Review of pipeline could be beginning of end for opponents
BISMARCK, N.D. -- The Army's review of a proposal to finish the Dakota Access pipeline could be the beginning of the end for opponents who have been fighting the project for nearly a year.
But the American Indian tribe at the center of the debate, the Standing Rock Sioux, vows to keep battling the pipeline in court out of fear an oil leak could contaminate its drinking water.
On Tuesday, the acting secretary of the Army ordered a review of an earlier decision to block the last section of pipeline from being laid under a Missouri River reservoir. The move came just days after President Donald Trump issued a memo calling for reconsideration of the December decision by the Army Corps of Engineers.
Based on a discussion with the Army secretary, Robert Speer, Republican Sen. John Hoeven said Wednesday there is no doubt in his mind permission to finish the project will be granted.
A government assessment last summer determined the final segment would not have a significant effect on the environment. Then-assistant Army secretary for civil works Jo-Ellen Darcy on Dec. 4 declined to give permission for construction to begin, however, saying a broader environmental study was needed.

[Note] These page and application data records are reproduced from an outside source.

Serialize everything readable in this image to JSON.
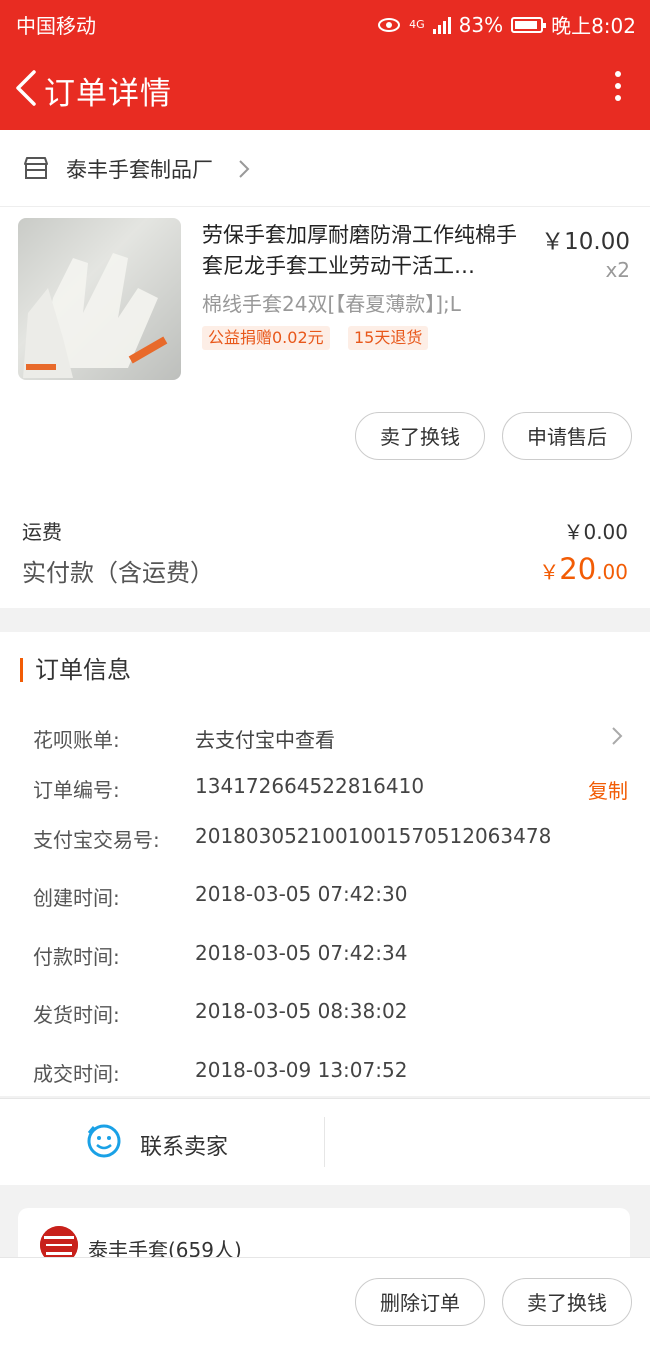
{
  "status": {
    "carrier": "中国移动",
    "battery": "83%",
    "network": "4G",
    "time": "晚上8:02"
  },
  "nav": {
    "title": "订单详情"
  },
  "shop": {
    "name": "泰丰手套制品厂",
    "product": {
      "title": "劳保手套加厚耐磨防滑工作纯棉手套尼龙手套工业劳动干活工…",
      "price": "￥10.00",
      "qty": "x2",
      "sku": "棉线手套24双[【春夏薄款】];L",
      "tags": [
        "公益捐赠0.02元",
        "15天退货"
      ]
    },
    "actions": [
      "卖了换钱",
      "申请售后"
    ],
    "fee_label": "运费",
    "fee_value": "￥0.00",
    "paid_label": "实付款（含运费）",
    "paid_symbol": "￥",
    "paid_int": "20",
    "paid_dec": ".00"
  },
  "order_info": {
    "title": "订单信息",
    "rows": [
      {
        "label": "花呗账单:",
        "value": "去支付宝中查看"
      },
      {
        "label": "订单编号:",
        "value": "134172664522816410"
      },
      {
        "label": "支付宝交易号:",
        "value": "2018030521001001570512063478"
      },
      {
        "label": "创建时间:",
        "value": "2018-03-05 07:42:30"
      },
      {
        "label": "付款时间:",
        "value": "2018-03-05 07:42:34"
      },
      {
        "label": "发货时间:",
        "value": "2018-03-05 08:38:02"
      },
      {
        "label": "成交时间:",
        "value": "2018-03-09 13:07:52"
      }
    ],
    "copy_label": "复制"
  },
  "contact": {
    "label": "联系卖家"
  },
  "group": {
    "name": "泰丰手套(659人)"
  },
  "bottom": {
    "actions": [
      "删除订单",
      "卖了换钱"
    ]
  },
  "colors": {
    "brand_red": "#e82c22",
    "accent_orange": "#f25c05"
  }
}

The pipeline builder, Energy Transfer Partners, called Darcy's decision politically motivated and accused then-President Barack Obama's administration of delaying the matter until he left office.
Two days before he left the White House, the Corps launched an environmental study that could take up to two years.
Army attorneys have said the environmental study could be withdrawn. If that happens, the tribe probably will challenge the move on two fronts: The study is necessary to preserve tribal treaty rights, and it's part of the legal process for obtaining final permission to finish the pipeline, as the Army has maintained, according to tribal attorney Jan Hasselman.
The Army cannot arbitrarily change its mind because of the change in White House administrations, said Monte Mills, co-director of the University of Montana's Indian law clinic.
Given the Army said in December an environmental study was necessary, Mills said, the Army would have to explain how its new decision was consistent with the legal standards it used in December and how there's a reasonable basis for change.
Otherwise, the tribe could argue the reversal was "arbitrary and capricious," in violation of federal law, he said.
But Connie Rogers, a Denver lawyer who specializes in federal permits, natural resources and Indian law, said the Army has the discretion to change its mind.
Because the original environmental assessment found nothing that would require an additional study, the Army was not required by law to order the fuller review and therefore can reverse course, she said.
The tribe said under the Fort Laramie Treaties of 1851 and 1868, the federal government is obliged to consider a tribe's welfare when making decisions affecting the tribe.
That would be one likely argument against the Corps withdrawing the environmental study the tribe has demanded, Hasselman said.
Tribes effectively have used old treaty rights in other high-profile court cases.
For example, a landmark ruling in Washington state in 1974 affirmed tribal fishing rights in treaties stemming from the 1850s.
"Without question, treaties, especially during modern times, have proven to be very successful legal vehicles for tribes in defense of existential threats," said Gabriel Galanda, a Seattle lawyer who represents tribes throughout the West.